Of his own art: "The writer of historical fiction must inform himself as closely and accurately as possible of the realities of the life with which he deals. Before he can come to a book, he must have rendered himself by study and research so familiar with every phase and detail of the life of the period chosen that he can move with ease within it, and so produce his effects that his narrative, without being clogged by a parade of his knowledge, will yet be fully informed and enlivened by it. That, at least, is his ambitious aim." (On the 1974 edition Hounds of God dust jacket.)

And this majestic paragraph from the introduction to the 1912 edition of "The Life of Cesare Borgia": "You will not seek here a Chronicle of Saints. Nor shall you find a History of Devils. It is an attempt to present as they really were certain very human, strenuous men, the creatures - as all men are - of the age and environment in which they lived. And theirs was a lustful, flamboyant age; an age red with blood and pale with passion at white-heat, an age of steel and velvet, of vivid colour, dazzling light, and impenetrable shadow; an age of swift movement, pitiless violence, and high endeavour, of sharp antitheses and amazing contrasts."


Book Images

Nuptuals of Corbal Frontispiece

The book images shown above are from my own collection and show the pitifully few hardbacks I have with their dust-wrapper intact (and none are early editions). I have a beautiful British first edition (1927?) by Hutchinson of The Nuptials of Corbal (unfortunately without its dust jacket) which includes a number of fine colour plates (by the American illustrator Harold Brett) which I would scan in if it wasn't for the fact it would break the book's spine to do so. I have managed to scan in the frontispiece without causing damage, as shown here.

It used to be possible to pick up old, though rarely first, editions of Sabatini books at book fairs and book sales, or car boot sales, but I haven't seen one for ages now. I got all my Sabatini's that way, except for the leather bound ones which I found in an old book shop in Hitchin.

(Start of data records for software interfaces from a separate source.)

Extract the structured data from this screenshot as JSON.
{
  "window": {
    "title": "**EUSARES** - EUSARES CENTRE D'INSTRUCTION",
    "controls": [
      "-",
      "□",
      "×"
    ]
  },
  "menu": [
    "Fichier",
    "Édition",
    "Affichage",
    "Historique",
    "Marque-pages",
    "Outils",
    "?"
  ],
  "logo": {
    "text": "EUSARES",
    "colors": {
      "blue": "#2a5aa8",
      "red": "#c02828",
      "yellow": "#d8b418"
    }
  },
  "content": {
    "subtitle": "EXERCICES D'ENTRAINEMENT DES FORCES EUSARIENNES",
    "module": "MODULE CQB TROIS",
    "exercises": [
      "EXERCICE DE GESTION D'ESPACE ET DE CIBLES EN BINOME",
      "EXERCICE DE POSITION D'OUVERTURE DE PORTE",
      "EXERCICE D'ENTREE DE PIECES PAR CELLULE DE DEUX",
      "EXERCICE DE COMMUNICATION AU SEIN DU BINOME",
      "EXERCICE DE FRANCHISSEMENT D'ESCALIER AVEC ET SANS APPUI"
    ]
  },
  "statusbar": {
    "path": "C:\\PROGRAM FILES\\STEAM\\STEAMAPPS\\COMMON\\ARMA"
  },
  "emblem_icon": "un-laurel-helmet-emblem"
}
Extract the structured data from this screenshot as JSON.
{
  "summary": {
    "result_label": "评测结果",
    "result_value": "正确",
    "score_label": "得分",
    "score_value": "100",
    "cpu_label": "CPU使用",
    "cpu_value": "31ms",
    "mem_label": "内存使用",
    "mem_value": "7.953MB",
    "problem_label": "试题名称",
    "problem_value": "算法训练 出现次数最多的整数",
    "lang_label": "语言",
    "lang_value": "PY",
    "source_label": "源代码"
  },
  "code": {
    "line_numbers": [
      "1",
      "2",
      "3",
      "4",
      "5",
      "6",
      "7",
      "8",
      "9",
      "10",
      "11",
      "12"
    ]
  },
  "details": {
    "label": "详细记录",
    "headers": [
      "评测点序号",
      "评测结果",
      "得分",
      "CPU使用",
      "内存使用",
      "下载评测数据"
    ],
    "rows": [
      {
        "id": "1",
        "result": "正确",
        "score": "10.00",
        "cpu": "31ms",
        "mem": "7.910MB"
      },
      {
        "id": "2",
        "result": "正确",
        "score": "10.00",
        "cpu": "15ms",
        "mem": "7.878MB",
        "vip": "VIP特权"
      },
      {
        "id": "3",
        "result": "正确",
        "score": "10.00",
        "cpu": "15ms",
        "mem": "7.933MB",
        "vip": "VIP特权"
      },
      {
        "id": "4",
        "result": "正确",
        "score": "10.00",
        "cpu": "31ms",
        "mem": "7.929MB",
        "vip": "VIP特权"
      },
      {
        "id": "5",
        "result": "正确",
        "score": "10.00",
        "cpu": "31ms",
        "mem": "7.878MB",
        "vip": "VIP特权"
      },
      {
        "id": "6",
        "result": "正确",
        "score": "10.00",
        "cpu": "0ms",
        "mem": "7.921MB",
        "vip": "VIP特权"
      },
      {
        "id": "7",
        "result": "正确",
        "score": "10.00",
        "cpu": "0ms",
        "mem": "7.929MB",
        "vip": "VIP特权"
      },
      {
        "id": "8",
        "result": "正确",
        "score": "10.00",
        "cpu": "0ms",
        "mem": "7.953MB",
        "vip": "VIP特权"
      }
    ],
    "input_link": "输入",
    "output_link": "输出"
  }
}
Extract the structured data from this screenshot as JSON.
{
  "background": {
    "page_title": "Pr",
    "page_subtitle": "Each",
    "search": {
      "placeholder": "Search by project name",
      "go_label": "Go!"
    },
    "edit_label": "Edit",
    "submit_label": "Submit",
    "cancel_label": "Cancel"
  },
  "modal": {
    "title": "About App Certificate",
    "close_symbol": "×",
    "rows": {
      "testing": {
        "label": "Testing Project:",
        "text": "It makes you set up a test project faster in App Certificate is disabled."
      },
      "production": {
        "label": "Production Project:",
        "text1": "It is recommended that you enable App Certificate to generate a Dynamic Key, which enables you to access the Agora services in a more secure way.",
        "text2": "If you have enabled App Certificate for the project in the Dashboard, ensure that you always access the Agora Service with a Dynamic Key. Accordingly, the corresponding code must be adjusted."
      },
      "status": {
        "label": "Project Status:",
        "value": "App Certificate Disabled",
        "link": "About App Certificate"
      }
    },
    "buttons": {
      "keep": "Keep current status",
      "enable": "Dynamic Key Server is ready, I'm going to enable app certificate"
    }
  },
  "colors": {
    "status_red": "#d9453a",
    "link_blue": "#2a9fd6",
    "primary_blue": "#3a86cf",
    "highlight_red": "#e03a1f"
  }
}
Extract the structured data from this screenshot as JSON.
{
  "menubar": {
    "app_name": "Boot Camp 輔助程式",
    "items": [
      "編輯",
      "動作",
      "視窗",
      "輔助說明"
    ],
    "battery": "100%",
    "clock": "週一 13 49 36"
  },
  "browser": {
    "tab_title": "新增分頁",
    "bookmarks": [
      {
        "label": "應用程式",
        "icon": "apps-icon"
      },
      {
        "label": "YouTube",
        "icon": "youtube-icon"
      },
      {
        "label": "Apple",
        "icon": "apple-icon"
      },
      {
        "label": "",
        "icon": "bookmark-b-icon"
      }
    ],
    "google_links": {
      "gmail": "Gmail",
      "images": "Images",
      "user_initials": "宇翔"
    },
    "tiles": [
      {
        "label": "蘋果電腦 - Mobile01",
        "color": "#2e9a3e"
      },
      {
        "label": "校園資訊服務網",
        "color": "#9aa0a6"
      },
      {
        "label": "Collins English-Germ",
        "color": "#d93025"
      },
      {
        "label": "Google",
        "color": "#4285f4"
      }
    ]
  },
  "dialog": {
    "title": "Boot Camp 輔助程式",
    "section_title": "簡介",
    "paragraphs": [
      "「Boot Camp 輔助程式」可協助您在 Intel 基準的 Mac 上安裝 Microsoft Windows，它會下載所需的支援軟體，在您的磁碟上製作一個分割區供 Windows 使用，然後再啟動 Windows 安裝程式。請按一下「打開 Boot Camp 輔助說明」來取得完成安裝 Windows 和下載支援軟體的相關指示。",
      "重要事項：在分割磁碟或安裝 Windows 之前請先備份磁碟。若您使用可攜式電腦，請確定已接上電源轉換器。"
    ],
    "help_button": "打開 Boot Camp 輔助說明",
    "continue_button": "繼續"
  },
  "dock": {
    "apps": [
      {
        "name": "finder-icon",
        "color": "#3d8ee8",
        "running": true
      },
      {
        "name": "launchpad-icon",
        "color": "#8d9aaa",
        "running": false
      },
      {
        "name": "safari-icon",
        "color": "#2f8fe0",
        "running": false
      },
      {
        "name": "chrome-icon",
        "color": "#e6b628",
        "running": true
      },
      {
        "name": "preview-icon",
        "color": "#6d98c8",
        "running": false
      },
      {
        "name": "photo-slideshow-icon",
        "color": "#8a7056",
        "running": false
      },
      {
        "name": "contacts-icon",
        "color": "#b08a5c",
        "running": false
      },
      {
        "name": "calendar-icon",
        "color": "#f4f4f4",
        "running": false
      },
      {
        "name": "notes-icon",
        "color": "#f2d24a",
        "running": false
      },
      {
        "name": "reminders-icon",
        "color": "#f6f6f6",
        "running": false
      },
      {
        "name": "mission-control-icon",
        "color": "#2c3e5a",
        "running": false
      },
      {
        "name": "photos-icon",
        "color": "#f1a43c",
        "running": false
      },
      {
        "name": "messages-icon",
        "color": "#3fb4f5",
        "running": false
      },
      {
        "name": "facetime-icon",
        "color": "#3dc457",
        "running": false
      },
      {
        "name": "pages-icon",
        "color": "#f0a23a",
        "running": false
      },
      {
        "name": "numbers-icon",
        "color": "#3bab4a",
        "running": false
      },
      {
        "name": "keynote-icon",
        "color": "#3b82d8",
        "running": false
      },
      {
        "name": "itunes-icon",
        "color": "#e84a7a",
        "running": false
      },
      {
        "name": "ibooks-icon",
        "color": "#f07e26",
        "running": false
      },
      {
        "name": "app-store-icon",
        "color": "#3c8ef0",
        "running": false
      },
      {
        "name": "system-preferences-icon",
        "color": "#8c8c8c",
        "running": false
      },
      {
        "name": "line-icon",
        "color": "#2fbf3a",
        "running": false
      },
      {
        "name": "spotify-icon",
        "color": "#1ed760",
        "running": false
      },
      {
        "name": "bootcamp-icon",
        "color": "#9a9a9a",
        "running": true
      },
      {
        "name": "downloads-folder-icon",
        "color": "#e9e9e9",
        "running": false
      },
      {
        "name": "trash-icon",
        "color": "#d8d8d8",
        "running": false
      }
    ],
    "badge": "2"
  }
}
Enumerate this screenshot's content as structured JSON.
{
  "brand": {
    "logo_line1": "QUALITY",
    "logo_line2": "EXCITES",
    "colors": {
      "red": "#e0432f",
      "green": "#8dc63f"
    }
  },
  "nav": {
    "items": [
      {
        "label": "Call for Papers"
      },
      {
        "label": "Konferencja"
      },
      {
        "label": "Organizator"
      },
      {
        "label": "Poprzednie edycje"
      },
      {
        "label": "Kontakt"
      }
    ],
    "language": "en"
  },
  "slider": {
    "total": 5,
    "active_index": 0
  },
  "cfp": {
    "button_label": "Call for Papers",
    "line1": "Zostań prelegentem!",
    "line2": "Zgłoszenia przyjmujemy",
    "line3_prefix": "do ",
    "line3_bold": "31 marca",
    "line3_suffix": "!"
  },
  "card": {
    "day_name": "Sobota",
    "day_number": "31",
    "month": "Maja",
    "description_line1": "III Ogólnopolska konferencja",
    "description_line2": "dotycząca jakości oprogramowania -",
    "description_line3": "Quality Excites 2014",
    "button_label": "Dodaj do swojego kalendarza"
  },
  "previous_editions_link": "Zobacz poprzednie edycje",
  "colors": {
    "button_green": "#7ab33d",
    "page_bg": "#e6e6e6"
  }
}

They are still available on E-Bay, but the older ones can be of lower quality, though they are still reasonable for a collector, around 10 apiece. My dream was to own the 1924 complete autographed limited edition set (of, I believe, 34 books) of Sabatini's writings, but they are well into 4 digits and rarely complete, so it's going to be an unrealised dream, I think!


Dust Jackets

I have only a few hardbacks with their jackets intact, none very valuable. The earliest dust-jackets were introduced in the 1820s, the earliest currently known existing example dates from 1829. They only became really popular around the beginning of the twentieth century, when bindings became less decorative due to the expense and publishers used the cheaper to produce jacket as a colourful and attractive selling point for their books. The Wikipedia Article has a lot of interesting history, the link opens in a new window. The existence of a good quality, excellent condition dust jacket can raise the value of a particular edition dramatically. The Rafael Sabatini site did have links to a gallery of dust-jackets for his novels, but it appears to be broken as of 2017. But the site does have some of its own on the various book pages.


Thank you, Mr. Sabatini, for many hours of reading pleasure!